### TASK INSTRUCTIONS
Pick every line out of the entries below that has the string "name", and copy it.

[Web page and app entries]

########

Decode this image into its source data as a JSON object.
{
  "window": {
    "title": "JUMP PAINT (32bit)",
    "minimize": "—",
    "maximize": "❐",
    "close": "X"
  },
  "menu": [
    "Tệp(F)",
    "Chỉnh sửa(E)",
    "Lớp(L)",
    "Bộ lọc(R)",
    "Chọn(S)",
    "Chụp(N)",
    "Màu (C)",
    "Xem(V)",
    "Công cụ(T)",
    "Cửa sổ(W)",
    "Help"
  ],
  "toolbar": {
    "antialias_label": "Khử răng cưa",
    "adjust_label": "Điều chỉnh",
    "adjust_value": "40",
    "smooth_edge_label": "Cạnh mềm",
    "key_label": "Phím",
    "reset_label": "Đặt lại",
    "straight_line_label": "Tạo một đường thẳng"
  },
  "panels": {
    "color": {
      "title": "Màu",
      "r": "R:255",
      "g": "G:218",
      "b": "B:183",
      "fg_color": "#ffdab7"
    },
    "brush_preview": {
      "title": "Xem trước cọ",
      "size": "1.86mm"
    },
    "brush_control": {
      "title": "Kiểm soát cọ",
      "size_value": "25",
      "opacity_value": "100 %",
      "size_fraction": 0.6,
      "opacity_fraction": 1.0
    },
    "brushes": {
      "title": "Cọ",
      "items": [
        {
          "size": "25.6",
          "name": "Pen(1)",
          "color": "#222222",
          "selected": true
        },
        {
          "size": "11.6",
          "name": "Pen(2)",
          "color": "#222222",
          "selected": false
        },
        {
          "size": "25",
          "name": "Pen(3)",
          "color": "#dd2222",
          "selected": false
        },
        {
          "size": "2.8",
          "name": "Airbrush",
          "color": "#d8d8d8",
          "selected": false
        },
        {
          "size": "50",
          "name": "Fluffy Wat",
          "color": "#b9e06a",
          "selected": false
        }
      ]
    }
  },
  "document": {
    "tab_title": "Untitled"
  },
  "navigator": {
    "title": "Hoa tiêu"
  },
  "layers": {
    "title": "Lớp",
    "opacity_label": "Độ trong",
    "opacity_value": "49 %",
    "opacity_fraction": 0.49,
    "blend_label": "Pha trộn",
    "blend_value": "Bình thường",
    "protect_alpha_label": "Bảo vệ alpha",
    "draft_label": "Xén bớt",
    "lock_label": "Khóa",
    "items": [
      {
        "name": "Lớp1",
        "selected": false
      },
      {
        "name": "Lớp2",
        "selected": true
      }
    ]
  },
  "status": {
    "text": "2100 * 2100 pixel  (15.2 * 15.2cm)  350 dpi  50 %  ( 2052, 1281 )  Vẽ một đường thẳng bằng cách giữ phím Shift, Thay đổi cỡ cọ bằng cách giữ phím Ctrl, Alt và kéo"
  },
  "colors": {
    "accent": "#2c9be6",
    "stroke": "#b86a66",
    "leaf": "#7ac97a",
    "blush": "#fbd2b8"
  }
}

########

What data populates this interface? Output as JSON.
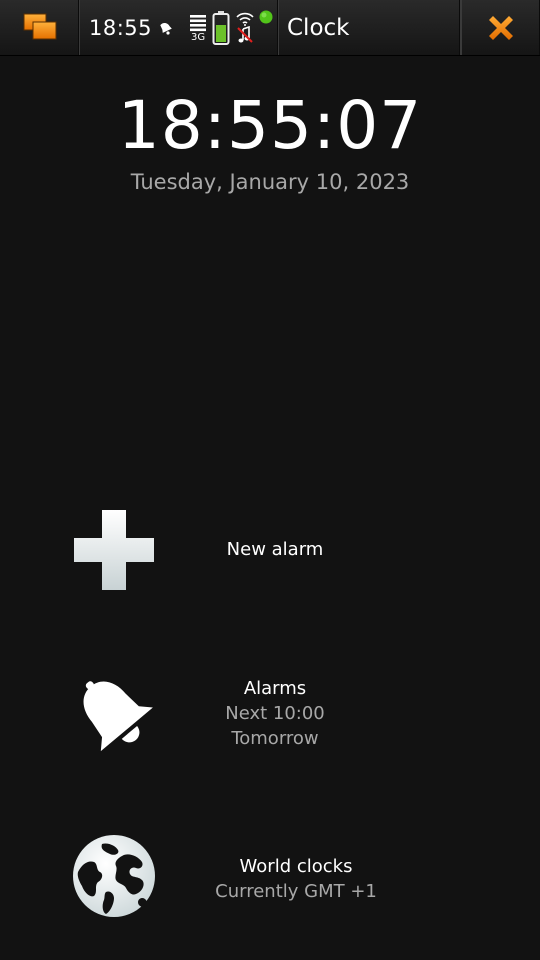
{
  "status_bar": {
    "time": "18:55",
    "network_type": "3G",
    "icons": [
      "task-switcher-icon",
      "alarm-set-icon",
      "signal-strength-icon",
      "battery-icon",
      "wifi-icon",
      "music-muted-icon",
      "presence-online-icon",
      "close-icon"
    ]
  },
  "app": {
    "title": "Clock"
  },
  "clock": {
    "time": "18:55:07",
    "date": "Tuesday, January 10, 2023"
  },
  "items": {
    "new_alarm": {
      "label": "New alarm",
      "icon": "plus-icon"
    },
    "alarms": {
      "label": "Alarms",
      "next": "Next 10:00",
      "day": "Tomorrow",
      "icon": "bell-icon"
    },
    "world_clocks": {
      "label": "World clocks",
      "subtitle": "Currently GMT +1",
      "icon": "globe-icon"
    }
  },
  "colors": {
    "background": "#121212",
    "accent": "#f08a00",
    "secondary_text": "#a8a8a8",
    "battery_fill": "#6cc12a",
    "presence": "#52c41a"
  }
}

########

### WRITTEN ANSWER
          "name": "Pen(1)",
          "name": "Pen(2)",
          "name": "Pen(3)",
          "name": "Airbrush",
          "name": "Fluffy Wat",
        "name": "Lớp1",
        "name": "Lớp2",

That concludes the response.